> WORK TASK
Type out the records that follow, exactly as given.

> SUPPLIED DATA
━━━━

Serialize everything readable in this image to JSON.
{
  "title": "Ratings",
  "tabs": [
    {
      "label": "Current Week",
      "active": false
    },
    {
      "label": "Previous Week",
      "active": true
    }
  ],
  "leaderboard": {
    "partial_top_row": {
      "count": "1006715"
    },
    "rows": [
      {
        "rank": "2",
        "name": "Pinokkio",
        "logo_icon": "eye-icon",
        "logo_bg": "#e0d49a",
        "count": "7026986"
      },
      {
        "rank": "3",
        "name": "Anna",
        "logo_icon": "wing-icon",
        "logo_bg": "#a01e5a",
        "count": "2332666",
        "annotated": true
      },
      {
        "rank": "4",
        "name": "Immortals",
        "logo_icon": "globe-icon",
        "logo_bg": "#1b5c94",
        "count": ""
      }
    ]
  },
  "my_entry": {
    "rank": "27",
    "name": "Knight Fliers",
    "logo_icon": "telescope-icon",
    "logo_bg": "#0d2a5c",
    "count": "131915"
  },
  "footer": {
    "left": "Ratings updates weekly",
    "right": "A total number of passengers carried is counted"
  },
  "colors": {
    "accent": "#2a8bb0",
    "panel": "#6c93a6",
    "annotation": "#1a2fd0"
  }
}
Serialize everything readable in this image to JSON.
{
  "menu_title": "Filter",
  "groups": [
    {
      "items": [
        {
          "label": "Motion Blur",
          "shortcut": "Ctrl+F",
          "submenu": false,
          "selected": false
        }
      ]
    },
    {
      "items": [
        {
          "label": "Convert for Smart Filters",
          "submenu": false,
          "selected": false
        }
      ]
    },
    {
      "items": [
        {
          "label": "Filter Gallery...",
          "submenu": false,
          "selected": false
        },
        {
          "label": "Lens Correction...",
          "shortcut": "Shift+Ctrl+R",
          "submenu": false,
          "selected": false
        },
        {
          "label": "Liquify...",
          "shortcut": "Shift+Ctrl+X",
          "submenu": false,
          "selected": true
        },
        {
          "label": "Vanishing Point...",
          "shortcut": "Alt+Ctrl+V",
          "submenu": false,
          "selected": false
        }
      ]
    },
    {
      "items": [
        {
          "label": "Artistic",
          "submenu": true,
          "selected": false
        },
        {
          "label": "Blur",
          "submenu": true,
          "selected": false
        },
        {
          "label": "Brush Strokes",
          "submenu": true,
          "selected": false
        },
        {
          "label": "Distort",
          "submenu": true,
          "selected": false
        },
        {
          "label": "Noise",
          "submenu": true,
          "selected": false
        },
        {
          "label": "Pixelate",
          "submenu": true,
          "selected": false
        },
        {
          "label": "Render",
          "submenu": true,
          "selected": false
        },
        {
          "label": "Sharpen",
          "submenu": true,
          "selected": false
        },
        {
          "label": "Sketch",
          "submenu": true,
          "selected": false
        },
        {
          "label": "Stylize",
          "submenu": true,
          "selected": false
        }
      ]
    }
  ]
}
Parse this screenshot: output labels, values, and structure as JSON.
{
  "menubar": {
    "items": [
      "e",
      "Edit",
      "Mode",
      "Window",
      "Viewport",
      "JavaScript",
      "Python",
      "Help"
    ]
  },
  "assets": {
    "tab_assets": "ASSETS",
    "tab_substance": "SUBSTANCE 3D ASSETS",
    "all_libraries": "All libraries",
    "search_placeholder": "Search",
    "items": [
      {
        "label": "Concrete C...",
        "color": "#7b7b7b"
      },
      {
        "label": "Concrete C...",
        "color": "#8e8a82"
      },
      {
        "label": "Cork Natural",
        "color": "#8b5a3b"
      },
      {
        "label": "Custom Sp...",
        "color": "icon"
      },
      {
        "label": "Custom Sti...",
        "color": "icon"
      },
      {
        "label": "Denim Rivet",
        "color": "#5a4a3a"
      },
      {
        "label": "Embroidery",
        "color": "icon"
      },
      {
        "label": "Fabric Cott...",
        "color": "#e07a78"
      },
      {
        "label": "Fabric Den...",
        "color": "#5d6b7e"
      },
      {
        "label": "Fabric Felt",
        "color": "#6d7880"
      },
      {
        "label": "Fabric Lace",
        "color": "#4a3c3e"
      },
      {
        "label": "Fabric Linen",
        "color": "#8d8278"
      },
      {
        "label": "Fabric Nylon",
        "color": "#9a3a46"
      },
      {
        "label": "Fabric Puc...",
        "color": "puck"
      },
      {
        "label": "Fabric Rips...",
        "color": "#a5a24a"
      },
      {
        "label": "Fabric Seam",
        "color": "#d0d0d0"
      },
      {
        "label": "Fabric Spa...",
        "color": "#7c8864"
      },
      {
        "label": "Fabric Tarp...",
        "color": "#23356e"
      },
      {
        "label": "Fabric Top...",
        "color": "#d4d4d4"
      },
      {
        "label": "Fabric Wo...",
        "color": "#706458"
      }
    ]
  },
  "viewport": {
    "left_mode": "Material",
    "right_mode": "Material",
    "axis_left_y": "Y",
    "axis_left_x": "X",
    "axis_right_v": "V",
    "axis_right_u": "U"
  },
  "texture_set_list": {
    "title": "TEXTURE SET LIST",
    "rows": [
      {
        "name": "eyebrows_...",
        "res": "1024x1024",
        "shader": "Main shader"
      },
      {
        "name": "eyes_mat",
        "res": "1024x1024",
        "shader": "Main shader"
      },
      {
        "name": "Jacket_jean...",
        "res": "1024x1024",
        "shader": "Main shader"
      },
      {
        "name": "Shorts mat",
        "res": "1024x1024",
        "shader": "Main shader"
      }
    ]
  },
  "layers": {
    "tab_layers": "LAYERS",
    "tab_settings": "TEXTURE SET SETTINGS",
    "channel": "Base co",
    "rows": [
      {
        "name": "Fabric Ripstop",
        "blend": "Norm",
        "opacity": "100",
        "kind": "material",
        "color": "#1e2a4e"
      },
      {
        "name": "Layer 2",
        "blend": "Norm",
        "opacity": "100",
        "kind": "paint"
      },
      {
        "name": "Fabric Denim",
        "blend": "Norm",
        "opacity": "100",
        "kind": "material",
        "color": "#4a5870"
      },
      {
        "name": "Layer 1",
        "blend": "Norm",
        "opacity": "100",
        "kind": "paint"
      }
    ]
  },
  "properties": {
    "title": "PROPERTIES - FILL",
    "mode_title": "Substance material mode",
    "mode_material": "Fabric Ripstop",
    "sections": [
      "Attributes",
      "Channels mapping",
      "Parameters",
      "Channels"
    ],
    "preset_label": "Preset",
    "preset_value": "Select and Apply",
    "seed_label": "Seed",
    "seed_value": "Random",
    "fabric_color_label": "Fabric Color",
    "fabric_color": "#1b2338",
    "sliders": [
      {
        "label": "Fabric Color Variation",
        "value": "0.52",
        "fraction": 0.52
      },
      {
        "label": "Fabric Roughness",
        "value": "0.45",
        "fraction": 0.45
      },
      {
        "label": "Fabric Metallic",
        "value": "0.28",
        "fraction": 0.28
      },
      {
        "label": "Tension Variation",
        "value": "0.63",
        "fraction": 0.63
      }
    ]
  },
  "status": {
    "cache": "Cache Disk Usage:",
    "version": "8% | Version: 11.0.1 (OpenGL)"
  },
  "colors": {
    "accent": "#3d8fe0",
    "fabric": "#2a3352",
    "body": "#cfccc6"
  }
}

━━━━

> RESPONSE
Serialize everything readable in this image to JSON.
{
  "title": "Ratings",
  "tabs": [
    {
      "label": "Current Week",
      "active": false
    },
    {
      "label": "Previous Week",
      "active": true
    }
  ],
  "leaderboard": {
    "partial_top_row": {
      "count": "1006715"
    },
    "rows": [
      {
        "rank": "2",
        "name": "Pinokkio",
        "logo_icon": "eye-icon",
        "logo_bg": "#e0d49a",
        "count": "7026986"
      },
      {
        "rank": "3",
        "name": "Anna",
        "logo_icon": "wing-icon",
        "logo_bg": "#a01e5a",
        "count": "2332666",
        "annotated": true
      },
      {
        "rank": "4",
        "name": "Immortals",
        "logo_icon": "globe-icon",
        "logo_bg": "#1b5c94",
        "count": ""
      }
    ]
  },
  "my_entry": {
    "rank": "27",
    "name": "Knight Fliers",
    "logo_icon": "telescope-icon",
    "logo_bg": "#0d2a5c",
    "count": "131915"
  },
  "footer": {
    "left": "Ratings updates weekly",
    "right": "A total number of passengers carried is counted"
  },
  "colors": {
    "accent": "#2a8bb0",
    "panel": "#6c93a6",
    "annotation": "#1a2fd0"
  }
}
Serialize everything readable in this image to JSON.
{
  "menu_title": "Filter",
  "groups": [
    {
      "items": [
        {
          "label": "Motion Blur",
          "shortcut": "Ctrl+F",
          "submenu": false,
          "selected": false
        }
      ]
    },
    {
      "items": [
        {
          "label": "Convert for Smart Filters",
          "submenu": false,
          "selected": false
        }
      ]
    },
    {
      "items": [
        {
          "label": "Filter Gallery...",
          "submenu": false,
          "selected": false
        },
        {
          "label": "Lens Correction...",
          "shortcut": "Shift+Ctrl+R",
          "submenu": false,
          "selected": false
        },
        {
          "label": "Liquify...",
          "shortcut": "Shift+Ctrl+X",
          "submenu": false,
          "selected": true
        },
        {
          "label": "Vanishing Point...",
          "shortcut": "Alt+Ctrl+V",
          "submenu": false,
          "selected": false
        }
      ]
    },
    {
      "items": [
        {
          "label": "Artistic",
          "submenu": true,
          "selected": false
        },
        {
          "label": "Blur",
          "submenu": true,
          "selected": false
        },
        {
          "label": "Brush Strokes",
          "submenu": true,
          "selected": false
        },
        {
          "label": "Distort",
          "submenu": true,
          "selected": false
        },
        {
          "label": "Noise",
          "submenu": true,
          "selected": false
        },
        {
          "label": "Pixelate",
          "submenu": true,
          "selected": false
        },
        {
          "label": "Render",
          "submenu": true,
          "selected": false
        },
        {
          "label": "Sharpen",
          "submenu": true,
          "selected": false
        },
        {
          "label": "Sketch",
          "submenu": true,
          "selected": false
        },
        {
          "label": "Stylize",
          "submenu": true,
          "selected": false
        }
      ]
    }
  ]
}
Parse this screenshot: output labels, values, and structure as JSON.
{
  "menubar": {
    "items": [
      "e",
      "Edit",
      "Mode",
      "Window",
      "Viewport",
      "JavaScript",
      "Python",
      "Help"
    ]
  },
  "assets": {
    "tab_assets": "ASSETS",
    "tab_substance": "SUBSTANCE 3D ASSETS",
    "all_libraries": "All libraries",
    "search_placeholder": "Search",
    "items": [
      {
        "label": "Concrete C...",
        "color": "#7b7b7b"
      },
      {
        "label": "Concrete C...",
        "color": "#8e8a82"
      },
      {
        "label": "Cork Natural",
        "color": "#8b5a3b"
      },
      {
        "label": "Custom Sp...",
        "color": "icon"
      },
      {
        "label": "Custom Sti...",
        "color": "icon"
      },
      {
        "label": "Denim Rivet",
        "color": "#5a4a3a"
      },
      {
        "label": "Embroidery",
        "color": "icon"
      },
      {
        "label": "Fabric Cott...",
        "color": "#e07a78"
      },
      {
        "label": "Fabric Den...",
        "color": "#5d6b7e"
      },
      {
        "label": "Fabric Felt",
        "color": "#6d7880"
      },
      {
        "label": "Fabric Lace",
        "color": "#4a3c3e"
      },
      {
        "label": "Fabric Linen",
        "color": "#8d8278"
      },
      {
        "label": "Fabric Nylon",
        "color": "#9a3a46"
      },
      {
        "label": "Fabric Puc...",
        "color": "puck"
      },
      {
        "label": "Fabric Rips...",
        "color": "#a5a24a"
      },
      {
        "label": "Fabric Seam",
        "color": "#d0d0d0"
      },
      {
        "label": "Fabric Spa...",
        "color": "#7c8864"
      },
      {
        "label": "Fabric Tarp...",
        "color": "#23356e"
      },
      {
        "label": "Fabric Top...",
        "color": "#d4d4d4"
      },
      {
        "label": "Fabric Wo...",
        "color": "#706458"
      }
    ]
  },
  "viewport": {
    "left_mode": "Material",
    "right_mode": "Material",
    "axis_left_y": "Y",
    "axis_left_x": "X",
    "axis_right_v": "V",
    "axis_right_u": "U"
  },
  "texture_set_list": {
    "title": "TEXTURE SET LIST",
    "rows": [
      {
        "name": "eyebrows_...",
        "res": "1024x1024",
        "shader": "Main shader"
      },
      {
        "name": "eyes_mat",
        "res": "1024x1024",
        "shader": "Main shader"
      },
      {
        "name": "Jacket_jean...",
        "res": "1024x1024",
        "shader": "Main shader"
      },
      {
        "name": "Shorts mat",
        "res": "1024x1024",
        "shader": "Main shader"
      }
    ]
  },
  "layers": {
    "tab_layers": "LAYERS",
    "tab_settings": "TEXTURE SET SETTINGS",
    "channel": "Base co",
    "rows": [
      {
        "name": "Fabric Ripstop",
        "blend": "Norm",
        "opacity": "100",
        "kind": "material",
        "color": "#1e2a4e"
      },
      {
        "name": "Layer 2",
        "blend": "Norm",
        "opacity": "100",
        "kind": "paint"
      },
      {
        "name": "Fabric Denim",
        "blend": "Norm",
        "opacity": "100",
        "kind": "material",
        "color": "#4a5870"
      },
      {
        "name": "Layer 1",
        "blend": "Norm",
        "opacity": "100",
        "kind": "paint"
      }
    ]
  },
  "properties": {
    "title": "PROPERTIES - FILL",
    "mode_title": "Substance material mode",
    "mode_material": "Fabric Ripstop",
    "sections": [
      "Attributes",
      "Channels mapping",
      "Parameters",
      "Channels"
    ],
    "preset_label": "Preset",
    "preset_value": "Select and Apply",
    "seed_label": "Seed",
    "seed_value": "Random",
    "fabric_color_label": "Fabric Color",
    "fabric_color": "#1b2338",
    "sliders": [
      {
        "label": "Fabric Color Variation",
        "value": "0.52",
        "fraction": 0.52
      },
      {
        "label": "Fabric Roughness",
        "value": "0.45",
        "fraction": 0.45
      },
      {
        "label": "Fabric Metallic",
        "value": "0.28",
        "fraction": 0.28
      },
      {
        "label": "Tension Variation",
        "value": "0.63",
        "fraction": 0.63
      }
    ]
  },
  "status": {
    "cache": "Cache Disk Usage:",
    "version": "8% | Version: 11.0.1 (OpenGL)"
  },
  "colors": {
    "accent": "#3d8fe0",
    "fabric": "#2a3352",
    "body": "#cfccc6"
  }
}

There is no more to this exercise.